▸ WORK ORDER
Across the records below, how many lines include the string "Keine"? State the number and nothing more.

(Beginning of PROVIDED DATA)

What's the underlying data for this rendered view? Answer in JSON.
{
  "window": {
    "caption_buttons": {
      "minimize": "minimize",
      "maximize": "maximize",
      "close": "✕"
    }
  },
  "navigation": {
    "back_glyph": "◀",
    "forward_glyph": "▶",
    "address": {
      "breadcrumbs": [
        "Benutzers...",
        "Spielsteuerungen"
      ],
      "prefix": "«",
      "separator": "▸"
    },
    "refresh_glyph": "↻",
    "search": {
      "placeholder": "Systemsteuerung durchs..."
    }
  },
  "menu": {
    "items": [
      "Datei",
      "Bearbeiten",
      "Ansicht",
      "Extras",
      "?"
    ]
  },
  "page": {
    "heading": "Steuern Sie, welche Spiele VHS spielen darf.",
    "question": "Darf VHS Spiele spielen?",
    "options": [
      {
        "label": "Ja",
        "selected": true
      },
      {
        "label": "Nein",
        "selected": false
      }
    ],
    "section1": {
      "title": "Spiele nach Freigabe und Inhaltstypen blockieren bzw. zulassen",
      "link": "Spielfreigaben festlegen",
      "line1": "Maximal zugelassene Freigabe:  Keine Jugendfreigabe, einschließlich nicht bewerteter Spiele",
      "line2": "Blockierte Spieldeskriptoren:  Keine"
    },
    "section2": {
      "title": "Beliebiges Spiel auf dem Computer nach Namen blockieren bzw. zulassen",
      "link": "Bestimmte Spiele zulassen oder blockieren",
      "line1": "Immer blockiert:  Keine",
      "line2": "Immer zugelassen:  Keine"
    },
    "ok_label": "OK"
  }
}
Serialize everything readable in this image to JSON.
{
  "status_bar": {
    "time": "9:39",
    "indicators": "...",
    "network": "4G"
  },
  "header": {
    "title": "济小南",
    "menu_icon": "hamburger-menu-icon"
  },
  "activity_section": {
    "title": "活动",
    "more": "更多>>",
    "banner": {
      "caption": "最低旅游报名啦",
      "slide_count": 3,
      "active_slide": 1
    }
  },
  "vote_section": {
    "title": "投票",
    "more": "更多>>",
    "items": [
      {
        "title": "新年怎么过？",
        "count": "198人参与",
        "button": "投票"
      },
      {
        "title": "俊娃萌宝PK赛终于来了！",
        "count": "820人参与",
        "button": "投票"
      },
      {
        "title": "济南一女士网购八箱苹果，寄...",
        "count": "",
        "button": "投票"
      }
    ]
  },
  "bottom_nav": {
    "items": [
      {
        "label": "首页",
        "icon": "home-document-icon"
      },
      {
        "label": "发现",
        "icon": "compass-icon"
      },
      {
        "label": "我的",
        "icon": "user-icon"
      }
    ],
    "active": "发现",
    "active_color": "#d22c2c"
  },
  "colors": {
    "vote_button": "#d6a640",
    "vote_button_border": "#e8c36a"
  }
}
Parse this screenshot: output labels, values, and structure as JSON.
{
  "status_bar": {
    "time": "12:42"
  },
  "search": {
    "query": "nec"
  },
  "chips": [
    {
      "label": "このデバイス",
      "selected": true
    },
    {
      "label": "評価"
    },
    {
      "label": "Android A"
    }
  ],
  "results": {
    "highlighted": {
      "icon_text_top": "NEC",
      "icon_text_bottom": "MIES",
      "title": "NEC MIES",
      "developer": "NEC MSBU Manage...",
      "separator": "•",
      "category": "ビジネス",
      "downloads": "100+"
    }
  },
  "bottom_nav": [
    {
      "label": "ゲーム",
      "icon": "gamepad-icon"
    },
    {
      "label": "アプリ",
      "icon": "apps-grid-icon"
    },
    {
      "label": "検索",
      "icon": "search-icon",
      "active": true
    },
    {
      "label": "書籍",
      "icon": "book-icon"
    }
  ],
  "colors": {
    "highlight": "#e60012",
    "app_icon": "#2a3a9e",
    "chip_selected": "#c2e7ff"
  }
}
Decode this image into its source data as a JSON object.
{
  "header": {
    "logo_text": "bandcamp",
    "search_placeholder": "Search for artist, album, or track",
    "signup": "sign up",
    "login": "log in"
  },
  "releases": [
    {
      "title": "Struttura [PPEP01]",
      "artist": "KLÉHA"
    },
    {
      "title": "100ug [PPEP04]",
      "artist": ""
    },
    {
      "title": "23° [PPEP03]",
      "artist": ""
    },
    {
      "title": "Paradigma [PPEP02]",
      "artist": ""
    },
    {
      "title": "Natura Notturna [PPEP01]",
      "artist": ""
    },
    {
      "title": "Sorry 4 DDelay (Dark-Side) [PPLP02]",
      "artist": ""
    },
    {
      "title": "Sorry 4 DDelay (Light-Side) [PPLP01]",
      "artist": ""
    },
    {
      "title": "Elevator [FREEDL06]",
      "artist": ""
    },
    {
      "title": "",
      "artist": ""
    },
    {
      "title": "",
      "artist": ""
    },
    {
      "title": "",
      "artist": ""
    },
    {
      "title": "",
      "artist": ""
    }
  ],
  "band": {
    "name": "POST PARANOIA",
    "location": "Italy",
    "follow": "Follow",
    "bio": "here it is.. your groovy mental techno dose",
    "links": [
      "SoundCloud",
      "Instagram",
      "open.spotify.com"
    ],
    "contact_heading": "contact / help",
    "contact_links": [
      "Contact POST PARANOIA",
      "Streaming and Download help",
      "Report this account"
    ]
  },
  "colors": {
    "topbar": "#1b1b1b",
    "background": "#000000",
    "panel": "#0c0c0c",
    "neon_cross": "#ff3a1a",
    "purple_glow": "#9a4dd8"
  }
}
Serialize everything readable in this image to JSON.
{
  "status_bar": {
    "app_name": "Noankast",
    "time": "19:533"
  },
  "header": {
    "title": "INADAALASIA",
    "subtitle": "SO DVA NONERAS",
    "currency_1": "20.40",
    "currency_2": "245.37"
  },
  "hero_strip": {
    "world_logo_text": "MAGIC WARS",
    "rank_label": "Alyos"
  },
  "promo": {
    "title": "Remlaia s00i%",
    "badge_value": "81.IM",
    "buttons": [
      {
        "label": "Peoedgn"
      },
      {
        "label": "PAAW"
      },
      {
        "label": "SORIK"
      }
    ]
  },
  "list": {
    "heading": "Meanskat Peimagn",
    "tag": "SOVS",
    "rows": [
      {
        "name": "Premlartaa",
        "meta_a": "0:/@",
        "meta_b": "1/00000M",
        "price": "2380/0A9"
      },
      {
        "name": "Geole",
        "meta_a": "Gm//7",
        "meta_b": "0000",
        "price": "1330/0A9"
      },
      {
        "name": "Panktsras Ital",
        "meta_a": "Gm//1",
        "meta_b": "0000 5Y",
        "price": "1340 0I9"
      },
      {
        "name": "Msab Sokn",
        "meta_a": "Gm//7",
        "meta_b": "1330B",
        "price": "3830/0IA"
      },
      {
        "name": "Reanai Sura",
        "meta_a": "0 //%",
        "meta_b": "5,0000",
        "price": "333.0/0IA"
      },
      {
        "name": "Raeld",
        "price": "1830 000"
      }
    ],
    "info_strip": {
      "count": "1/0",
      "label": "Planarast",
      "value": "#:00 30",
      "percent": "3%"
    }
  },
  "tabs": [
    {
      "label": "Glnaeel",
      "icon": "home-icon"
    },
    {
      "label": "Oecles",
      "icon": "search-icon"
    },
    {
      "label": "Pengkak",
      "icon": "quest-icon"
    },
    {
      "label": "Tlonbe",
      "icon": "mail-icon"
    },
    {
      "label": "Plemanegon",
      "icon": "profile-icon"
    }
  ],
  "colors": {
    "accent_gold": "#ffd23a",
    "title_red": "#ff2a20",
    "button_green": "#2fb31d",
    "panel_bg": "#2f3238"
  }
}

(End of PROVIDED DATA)

▸ SOLUTION TO THIS PROBLEM
4